Problem to work on: Go through the data and report each line that holds the string "name".

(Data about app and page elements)
++++++

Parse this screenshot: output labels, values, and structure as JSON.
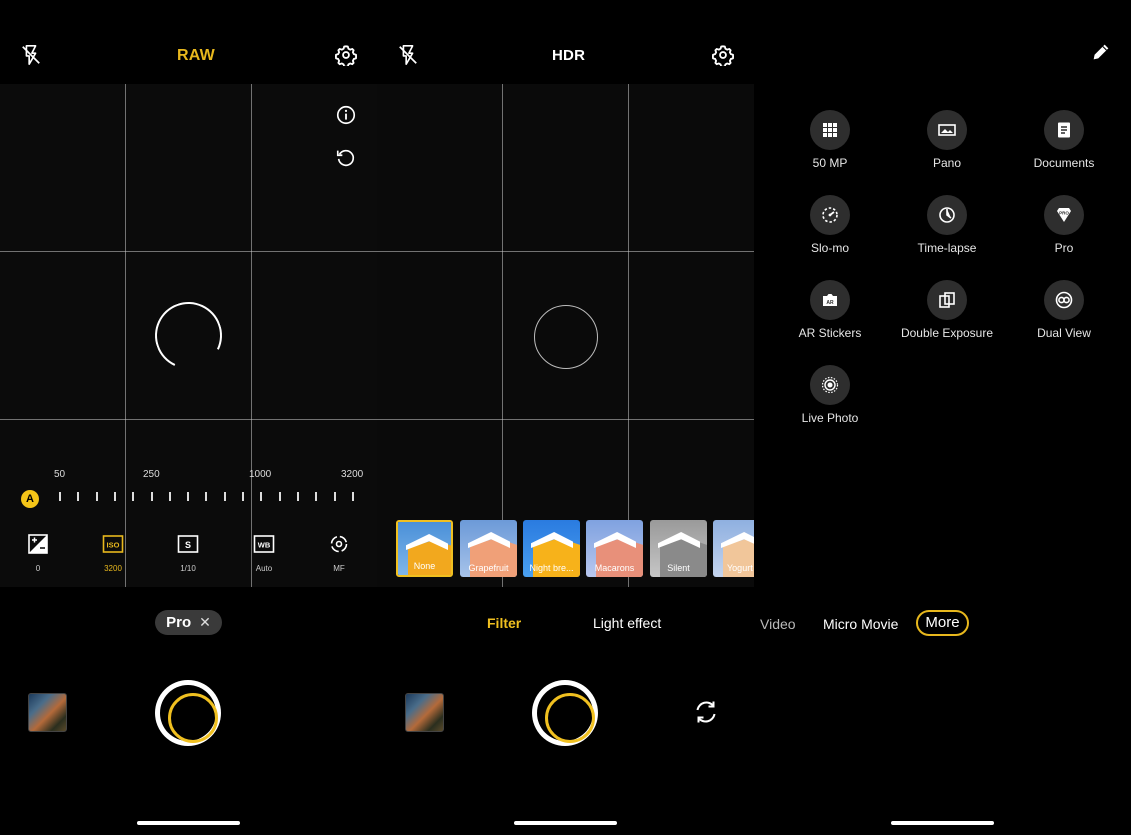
{
  "pro_screen": {
    "top_title": "RAW",
    "iso_scale": [
      "50",
      "250",
      "1000",
      "3200"
    ],
    "auto_badge": "A",
    "controls": [
      {
        "label": "0",
        "icon": "exposure-icon"
      },
      {
        "label": "3200",
        "icon": "iso-icon"
      },
      {
        "label": "1/10",
        "icon": "shutter-speed-icon"
      },
      {
        "label": "Auto",
        "icon": "white-balance-icon"
      },
      {
        "label": "MF",
        "icon": "focus-icon"
      }
    ],
    "mode_chip": "Pro",
    "chip_close": "✕"
  },
  "filter_screen": {
    "top_title": "HDR",
    "filters": [
      {
        "name": "None",
        "selected": true
      },
      {
        "name": "Grapefruit",
        "selected": false
      },
      {
        "name": "Night bre...",
        "selected": false
      },
      {
        "name": "Macarons",
        "selected": false
      },
      {
        "name": "Silent",
        "selected": false
      },
      {
        "name": "Yogurt",
        "selected": false
      }
    ],
    "tabs": [
      {
        "label": "Filter",
        "active": true
      },
      {
        "label": "Light effect",
        "active": false
      }
    ]
  },
  "more_screen": {
    "modes": [
      {
        "label": "50 MP",
        "icon": "grid-icon"
      },
      {
        "label": "Pano",
        "icon": "panorama-icon"
      },
      {
        "label": "Documents",
        "icon": "document-icon"
      },
      {
        "label": "Slo-mo",
        "icon": "slowmo-icon"
      },
      {
        "label": "Time-lapse",
        "icon": "timelapse-icon"
      },
      {
        "label": "Pro",
        "icon": "pro-icon"
      },
      {
        "label": "AR Stickers",
        "icon": "ar-stickers-icon"
      },
      {
        "label": "Double Exposure",
        "icon": "double-exposure-icon"
      },
      {
        "label": "Dual View",
        "icon": "dual-view-icon"
      },
      {
        "label": "Live Photo",
        "icon": "live-photo-icon"
      }
    ],
    "mode_strip": [
      "Video",
      "Micro Movie",
      "More"
    ]
  },
  "colors": {
    "accent": "#f0c020",
    "background": "#000000"
  }
}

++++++

Response to this task:
        "name": "None",
        "name": "Grapefruit",
        "name": "Night bre...",
        "name": "Macarons",
        "name": "Silent",
        "name": "Yogurt",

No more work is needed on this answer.